» **Assignment**
Leave every image out, and print the remaining lines below exactly.

· · · · · · ·

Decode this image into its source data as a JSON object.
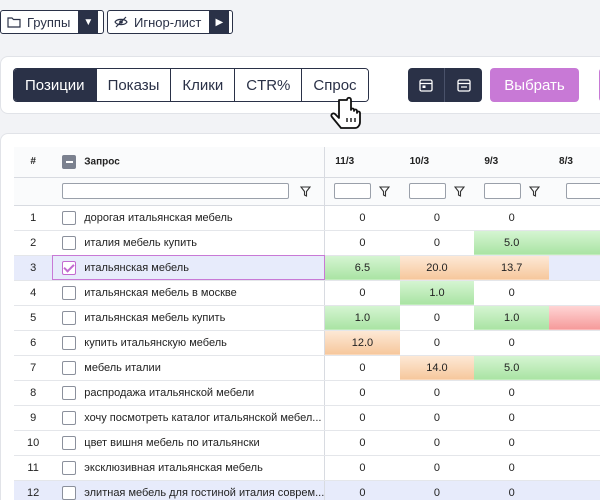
{
  "filters": {
    "groups_label": "Группы",
    "ignore_label": "Игнор-лист"
  },
  "toolbar": {
    "tabs": [
      "Позиции",
      "Показы",
      "Клики",
      "CTR%",
      "Спрос"
    ],
    "active_tab": "Позиции",
    "pick_label": "Выбрать",
    "accent_color": "#c879d6",
    "dark_color": "#2a3147"
  },
  "table": {
    "num_header": "#",
    "query_header": "Запрос",
    "date_headers": [
      "11/3",
      "10/3",
      "9/3",
      "8/3"
    ],
    "rows": [
      {
        "n": "1",
        "query": "дорогая итальянская мебель",
        "checked": false,
        "vals": [
          "0",
          "0",
          "0",
          ""
        ]
      },
      {
        "n": "2",
        "query": "италия мебель купить",
        "checked": false,
        "vals": [
          "0",
          "0",
          "5.0",
          ""
        ]
      },
      {
        "n": "3",
        "query": "итальянская мебель",
        "checked": true,
        "vals": [
          "6.5",
          "20.0",
          "13.7",
          ""
        ]
      },
      {
        "n": "4",
        "query": "итальянская мебель в москве",
        "checked": false,
        "vals": [
          "0",
          "1.0",
          "0",
          ""
        ]
      },
      {
        "n": "5",
        "query": "итальянская мебель купить",
        "checked": false,
        "vals": [
          "1.0",
          "0",
          "1.0",
          ""
        ]
      },
      {
        "n": "6",
        "query": "купить итальянскую мебель",
        "checked": false,
        "vals": [
          "12.0",
          "0",
          "0",
          ""
        ]
      },
      {
        "n": "7",
        "query": "мебель италии",
        "checked": false,
        "vals": [
          "0",
          "14.0",
          "5.0",
          ""
        ]
      },
      {
        "n": "8",
        "query": "распродажа итальянской мебели",
        "checked": false,
        "vals": [
          "0",
          "0",
          "0",
          ""
        ]
      },
      {
        "n": "9",
        "query": "хочу посмотреть каталог итальянской мебел...",
        "checked": false,
        "vals": [
          "0",
          "0",
          "0",
          ""
        ]
      },
      {
        "n": "10",
        "query": "цвет вишня мебель по итальянски",
        "checked": false,
        "vals": [
          "0",
          "0",
          "0",
          ""
        ]
      },
      {
        "n": "11",
        "query": "эксклюзивная итальянская мебель",
        "checked": false,
        "vals": [
          "0",
          "0",
          "0",
          ""
        ]
      },
      {
        "n": "12",
        "query": "элитная мебель для гостиной италия соврем...",
        "checked": false,
        "vals": [
          "0",
          "0",
          "0",
          ""
        ]
      }
    ],
    "cell_colors": {
      "green": "#a9e3a3",
      "orange": "#f6c79c",
      "red": "#f59a9a",
      "selected_row": "#e7ebfb"
    }
  }
}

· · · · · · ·

» **Expected output**
Decode this image into its source data as a JSON object.
{
  "filters": {
    "groups_label": "Группы",
    "ignore_label": "Игнор-лист"
  },
  "toolbar": {
    "tabs": [
      "Позиции",
      "Показы",
      "Клики",
      "CTR%",
      "Спрос"
    ],
    "active_tab": "Позиции",
    "pick_label": "Выбрать",
    "accent_color": "#c879d6",
    "dark_color": "#2a3147"
  },
  "table": {
    "num_header": "#",
    "query_header": "Запрос",
    "date_headers": [
      "11/3",
      "10/3",
      "9/3",
      "8/3"
    ],
    "rows": [
      {
        "n": "1",
        "query": "дорогая итальянская мебель",
        "checked": false,
        "vals": [
          "0",
          "0",
          "0",
          ""
        ]
      },
      {
        "n": "2",
        "query": "италия мебель купить",
        "checked": false,
        "vals": [
          "0",
          "0",
          "5.0",
          ""
        ]
      },
      {
        "n": "3",
        "query": "итальянская мебель",
        "checked": true,
        "vals": [
          "6.5",
          "20.0",
          "13.7",
          ""
        ]
      },
      {
        "n": "4",
        "query": "итальянская мебель в москве",
        "checked": false,
        "vals": [
          "0",
          "1.0",
          "0",
          ""
        ]
      },
      {
        "n": "5",
        "query": "итальянская мебель купить",
        "checked": false,
        "vals": [
          "1.0",
          "0",
          "1.0",
          ""
        ]
      },
      {
        "n": "6",
        "query": "купить итальянскую мебель",
        "checked": false,
        "vals": [
          "12.0",
          "0",
          "0",
          ""
        ]
      },
      {
        "n": "7",
        "query": "мебель италии",
        "checked": false,
        "vals": [
          "0",
          "14.0",
          "5.0",
          ""
        ]
      },
      {
        "n": "8",
        "query": "распродажа итальянской мебели",
        "checked": false,
        "vals": [
          "0",
          "0",
          "0",
          ""
        ]
      },
      {
        "n": "9",
        "query": "хочу посмотреть каталог итальянской мебел...",
        "checked": false,
        "vals": [
          "0",
          "0",
          "0",
          ""
        ]
      },
      {
        "n": "10",
        "query": "цвет вишня мебель по итальянски",
        "checked": false,
        "vals": [
          "0",
          "0",
          "0",
          ""
        ]
      },
      {
        "n": "11",
        "query": "эксклюзивная итальянская мебель",
        "checked": false,
        "vals": [
          "0",
          "0",
          "0",
          ""
        ]
      },
      {
        "n": "12",
        "query": "элитная мебель для гостиной италия соврем...",
        "checked": false,
        "vals": [
          "0",
          "0",
          "0",
          ""
        ]
      }
    ],
    "cell_colors": {
      "green": "#a9e3a3",
      "orange": "#f6c79c",
      "red": "#f59a9a",
      "selected_row": "#e7ebfb"
    }
  }
}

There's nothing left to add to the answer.